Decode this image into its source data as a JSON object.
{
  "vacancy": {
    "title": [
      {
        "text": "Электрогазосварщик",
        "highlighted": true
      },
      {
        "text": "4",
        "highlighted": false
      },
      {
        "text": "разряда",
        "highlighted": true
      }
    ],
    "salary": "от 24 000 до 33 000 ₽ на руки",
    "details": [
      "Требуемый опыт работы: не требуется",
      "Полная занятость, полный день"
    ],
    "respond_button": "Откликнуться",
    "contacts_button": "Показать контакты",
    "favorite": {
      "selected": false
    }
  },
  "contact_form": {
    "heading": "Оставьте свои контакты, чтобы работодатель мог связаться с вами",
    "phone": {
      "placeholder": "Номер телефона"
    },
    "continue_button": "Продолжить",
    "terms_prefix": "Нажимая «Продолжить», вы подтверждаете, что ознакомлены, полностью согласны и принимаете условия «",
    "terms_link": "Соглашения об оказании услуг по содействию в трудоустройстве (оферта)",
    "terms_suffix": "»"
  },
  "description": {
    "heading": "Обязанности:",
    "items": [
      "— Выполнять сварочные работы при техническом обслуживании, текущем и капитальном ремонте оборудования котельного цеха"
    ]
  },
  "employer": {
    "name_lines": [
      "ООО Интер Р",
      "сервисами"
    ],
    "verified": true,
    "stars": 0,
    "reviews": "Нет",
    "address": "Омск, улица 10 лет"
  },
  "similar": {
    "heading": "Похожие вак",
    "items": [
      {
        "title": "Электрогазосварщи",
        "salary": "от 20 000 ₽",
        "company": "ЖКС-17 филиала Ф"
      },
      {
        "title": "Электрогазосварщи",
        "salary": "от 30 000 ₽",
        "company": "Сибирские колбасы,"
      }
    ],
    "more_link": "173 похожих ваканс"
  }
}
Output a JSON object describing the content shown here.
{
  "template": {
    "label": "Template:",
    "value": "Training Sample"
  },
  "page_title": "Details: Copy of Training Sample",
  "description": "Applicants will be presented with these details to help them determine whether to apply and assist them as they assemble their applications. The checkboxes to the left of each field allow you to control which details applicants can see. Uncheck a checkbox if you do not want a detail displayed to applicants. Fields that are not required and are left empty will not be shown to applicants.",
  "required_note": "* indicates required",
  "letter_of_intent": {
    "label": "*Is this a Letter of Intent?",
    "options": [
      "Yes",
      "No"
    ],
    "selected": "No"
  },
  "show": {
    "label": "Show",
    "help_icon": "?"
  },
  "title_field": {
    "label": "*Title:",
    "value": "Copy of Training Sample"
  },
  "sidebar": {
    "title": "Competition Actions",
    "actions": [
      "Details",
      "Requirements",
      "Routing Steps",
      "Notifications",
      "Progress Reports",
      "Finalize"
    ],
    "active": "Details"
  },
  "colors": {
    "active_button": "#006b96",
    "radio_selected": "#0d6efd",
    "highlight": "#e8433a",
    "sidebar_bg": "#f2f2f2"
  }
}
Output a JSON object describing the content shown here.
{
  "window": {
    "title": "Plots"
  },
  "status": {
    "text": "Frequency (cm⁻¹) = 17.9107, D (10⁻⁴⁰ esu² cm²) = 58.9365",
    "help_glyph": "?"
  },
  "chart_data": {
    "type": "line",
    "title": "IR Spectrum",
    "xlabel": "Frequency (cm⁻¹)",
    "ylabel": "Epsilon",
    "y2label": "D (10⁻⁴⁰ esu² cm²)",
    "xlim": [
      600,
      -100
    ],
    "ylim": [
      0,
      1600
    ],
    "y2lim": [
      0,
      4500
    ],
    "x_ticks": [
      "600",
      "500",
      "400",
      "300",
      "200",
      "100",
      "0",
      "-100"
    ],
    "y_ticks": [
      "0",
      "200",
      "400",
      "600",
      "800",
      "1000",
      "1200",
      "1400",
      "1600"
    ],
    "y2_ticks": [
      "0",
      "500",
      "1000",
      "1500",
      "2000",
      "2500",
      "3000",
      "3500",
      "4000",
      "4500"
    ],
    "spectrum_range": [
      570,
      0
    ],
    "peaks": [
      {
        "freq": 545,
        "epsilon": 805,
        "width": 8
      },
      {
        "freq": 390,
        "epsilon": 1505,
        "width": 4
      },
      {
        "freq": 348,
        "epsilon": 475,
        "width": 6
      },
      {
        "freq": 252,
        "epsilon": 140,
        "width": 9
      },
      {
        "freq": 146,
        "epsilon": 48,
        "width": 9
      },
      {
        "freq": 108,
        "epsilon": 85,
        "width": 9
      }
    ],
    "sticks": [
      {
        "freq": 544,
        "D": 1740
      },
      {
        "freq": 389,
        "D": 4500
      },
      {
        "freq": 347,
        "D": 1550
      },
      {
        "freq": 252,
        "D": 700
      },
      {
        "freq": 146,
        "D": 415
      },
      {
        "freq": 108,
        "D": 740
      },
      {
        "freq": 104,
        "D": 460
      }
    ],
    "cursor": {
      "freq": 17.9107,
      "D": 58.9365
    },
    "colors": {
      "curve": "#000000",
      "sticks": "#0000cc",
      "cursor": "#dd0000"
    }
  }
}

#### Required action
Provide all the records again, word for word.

#### Answer area
Decode this image into its source data as a JSON object.
{
  "vacancy": {
    "title": [
      {
        "text": "Электрогазосварщик",
        "highlighted": true
      },
      {
        "text": "4",
        "highlighted": false
      },
      {
        "text": "разряда",
        "highlighted": true
      }
    ],
    "salary": "от 24 000 до 33 000 ₽ на руки",
    "details": [
      "Требуемый опыт работы: не требуется",
      "Полная занятость, полный день"
    ],
    "respond_button": "Откликнуться",
    "contacts_button": "Показать контакты",
    "favorite": {
      "selected": false
    }
  },
  "contact_form": {
    "heading": "Оставьте свои контакты, чтобы работодатель мог связаться с вами",
    "phone": {
      "placeholder": "Номер телефона"
    },
    "continue_button": "Продолжить",
    "terms_prefix": "Нажимая «Продолжить», вы подтверждаете, что ознакомлены, полностью согласны и принимаете условия «",
    "terms_link": "Соглашения об оказании услуг по содействию в трудоустройстве (оферта)",
    "terms_suffix": "»"
  },
  "description": {
    "heading": "Обязанности:",
    "items": [
      "— Выполнять сварочные работы при техническом обслуживании, текущем и капитальном ремонте оборудования котельного цеха"
    ]
  },
  "employer": {
    "name_lines": [
      "ООО Интер Р",
      "сервисами"
    ],
    "verified": true,
    "stars": 0,
    "reviews": "Нет",
    "address": "Омск, улица 10 лет"
  },
  "similar": {
    "heading": "Похожие вак",
    "items": [
      {
        "title": "Электрогазосварщи",
        "salary": "от 20 000 ₽",
        "company": "ЖКС-17 филиала Ф"
      },
      {
        "title": "Электрогазосварщи",
        "salary": "от 30 000 ₽",
        "company": "Сибирские колбасы,"
      }
    ],
    "more_link": "173 похожих ваканс"
  }
}
Output a JSON object describing the content shown here.
{
  "template": {
    "label": "Template:",
    "value": "Training Sample"
  },
  "page_title": "Details: Copy of Training Sample",
  "description": "Applicants will be presented with these details to help them determine whether to apply and assist them as they assemble their applications. The checkboxes to the left of each field allow you to control which details applicants can see. Uncheck a checkbox if you do not want a detail displayed to applicants. Fields that are not required and are left empty will not be shown to applicants.",
  "required_note": "* indicates required",
  "letter_of_intent": {
    "label": "*Is this a Letter of Intent?",
    "options": [
      "Yes",
      "No"
    ],
    "selected": "No"
  },
  "show": {
    "label": "Show",
    "help_icon": "?"
  },
  "title_field": {
    "label": "*Title:",
    "value": "Copy of Training Sample"
  },
  "sidebar": {
    "title": "Competition Actions",
    "actions": [
      "Details",
      "Requirements",
      "Routing Steps",
      "Notifications",
      "Progress Reports",
      "Finalize"
    ],
    "active": "Details"
  },
  "colors": {
    "active_button": "#006b96",
    "radio_selected": "#0d6efd",
    "highlight": "#e8433a",
    "sidebar_bg": "#f2f2f2"
  }
}
Output a JSON object describing the content shown here.
{
  "window": {
    "title": "Plots"
  },
  "status": {
    "text": "Frequency (cm⁻¹) = 17.9107, D (10⁻⁴⁰ esu² cm²) = 58.9365",
    "help_glyph": "?"
  },
  "chart_data": {
    "type": "line",
    "title": "IR Spectrum",
    "xlabel": "Frequency (cm⁻¹)",
    "ylabel": "Epsilon",
    "y2label": "D (10⁻⁴⁰ esu² cm²)",
    "xlim": [
      600,
      -100
    ],
    "ylim": [
      0,
      1600
    ],
    "y2lim": [
      0,
      4500
    ],
    "x_ticks": [
      "600",
      "500",
      "400",
      "300",
      "200",
      "100",
      "0",
      "-100"
    ],
    "y_ticks": [
      "0",
      "200",
      "400",
      "600",
      "800",
      "1000",
      "1200",
      "1400",
      "1600"
    ],
    "y2_ticks": [
      "0",
      "500",
      "1000",
      "1500",
      "2000",
      "2500",
      "3000",
      "3500",
      "4000",
      "4500"
    ],
    "spectrum_range": [
      570,
      0
    ],
    "peaks": [
      {
        "freq": 545,
        "epsilon": 805,
        "width": 8
      },
      {
        "freq": 390,
        "epsilon": 1505,
        "width": 4
      },
      {
        "freq": 348,
        "epsilon": 475,
        "width": 6
      },
      {
        "freq": 252,
        "epsilon": 140,
        "width": 9
      },
      {
        "freq": 146,
        "epsilon": 48,
        "width": 9
      },
      {
        "freq": 108,
        "epsilon": 85,
        "width": 9
      }
    ],
    "sticks": [
      {
        "freq": 544,
        "D": 1740
      },
      {
        "freq": 389,
        "D": 4500
      },
      {
        "freq": 347,
        "D": 1550
      },
      {
        "freq": 252,
        "D": 700
      },
      {
        "freq": 146,
        "D": 415
      },
      {
        "freq": 108,
        "D": 740
      },
      {
        "freq": 104,
        "D": 460
      }
    ],
    "cursor": {
      "freq": 17.9107,
      "D": 58.9365
    },
    "colors": {
      "curve": "#000000",
      "sticks": "#0000cc",
      "cursor": "#dd0000"
    }
  }
}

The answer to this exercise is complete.